Attention Score in Context

This research output has an Altmetric Attention Score of 25. This is our high-level measure of the quality and quantity of online attention that it has received. This Attention Score, as well as the ranking and number of research outputs shown below, was calculated when the research output was last mentioned on 18 November 2019.
All research outputs
#1,511,060
of 25,373,627 outputs
Outputs from Patient preference and adherence
#60
of 1,757 outputs
Outputs of similar age
#9,569
of 246,216 outputs
Outputs of similar age from Patient preference and adherence
#1
of 13 outputs
Altmetric has tracked 25,373,627 research outputs across all sources so far. Compared to these this one has done particularly well and is in the 94th percentile: it's in the top 10% of all research outputs ever tracked by Altmetric.
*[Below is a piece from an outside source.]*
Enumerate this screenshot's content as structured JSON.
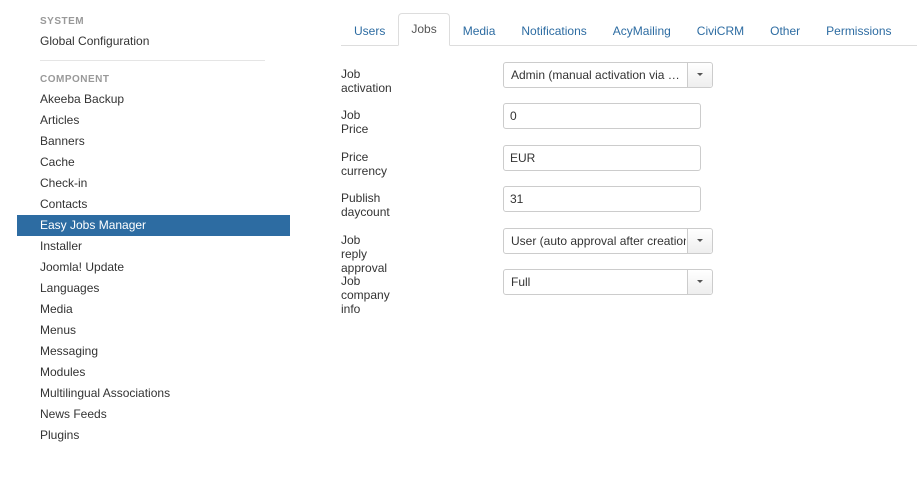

So far Altmetric has tracked 1,757 research outputs from this source. They typically receive a little more attention than average, with a mean Attention Score of 7.5. This one has done particularly well, scoring higher than 96% of its peers.
Older research outputs will score higher simply because they've had more time to accumulate mentions. To account for age we can compare this Altmetric Attention Score to the 246,216 tracked outputs that were published within six weeks on either side of this one in any source. This one has done particularly well, scoring higher than 96% of its contemporaries.
We're also able to compare this research output to 13 others from the same source and published within six weeks on either side of this one. This one has done particularly well, scoring higher than 92% of its contemporaries.